BRIEF HISTORY: Years ago, advertisers realised there was money to be made out of incredibly expensive watches with fancy European names, incredibly expensive cognacs with fancy French names and incredibly expensive cars with fancy Latin names. The only problem was identifying the sucker who was going to buy them. The solution: invent one. And so The Elitist was born.

CHARACTER TRAITS: The Elitist demands the best of the best from life, or so we are told by the ads. Perhaps the classic defining advert came out recently. Its catchphrase was something like: 'In business affairs as in love affairs, I demand perfection.' That ad came after years of prototypes in which advertisers informed Mr Elitist that he had reached the top and therefore deserved the best.

NATURAL HABITAT: His vast, minimalistic apartment; his yacht; the golf course.

SPORTS: Golf, polo.

HOBBIES: Collecting hi-fi equipment but being cut off by the advertiser before he can even start listening to it, collecting porcelain, ships in bottles, designer hangovers.

SEXUAL PREFERENCE: Despite having a stable of pouting models who are allowed to do everything but share his brandy, The Elitist demonstrates his Everyman nature by showing more affection for his car or hi-fi than for his life partner.

NO ELITIST IS COMPLETE WITHOUT: A knowing smirk as he puts one over on business competitors (the bird's nest soup deal, the racehorse deal, etc).

FANS SAY: 'He's so XO!' CRITICS SAY: 'Why does every television advert on the English channels in Hong Kong either try and sell me something elitist I can't afford, or something dumb I don't want?' STRENGTHS: Simple. He is the best in the world at everything.

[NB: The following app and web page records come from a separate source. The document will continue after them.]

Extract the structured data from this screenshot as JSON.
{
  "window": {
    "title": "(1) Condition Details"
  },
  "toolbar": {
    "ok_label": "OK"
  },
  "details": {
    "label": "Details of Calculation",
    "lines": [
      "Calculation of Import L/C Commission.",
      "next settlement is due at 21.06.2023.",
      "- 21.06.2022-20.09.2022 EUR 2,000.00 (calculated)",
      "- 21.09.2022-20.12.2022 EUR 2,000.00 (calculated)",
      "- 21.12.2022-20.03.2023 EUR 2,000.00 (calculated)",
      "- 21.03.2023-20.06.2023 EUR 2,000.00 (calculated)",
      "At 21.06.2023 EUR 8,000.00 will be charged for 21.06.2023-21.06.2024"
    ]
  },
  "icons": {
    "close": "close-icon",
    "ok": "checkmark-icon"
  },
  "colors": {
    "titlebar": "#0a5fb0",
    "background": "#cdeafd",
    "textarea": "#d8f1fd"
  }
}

When he's in France he teaches the locals about brandy, and even ducks into the kitchen to teach them how to cook.

WEAKNESSES: The advertising agency often screws the whole thing up by putting an ageing hippy in charge of the creative process. Thus, our minimalist chuppy ends up listening to Procol Harum.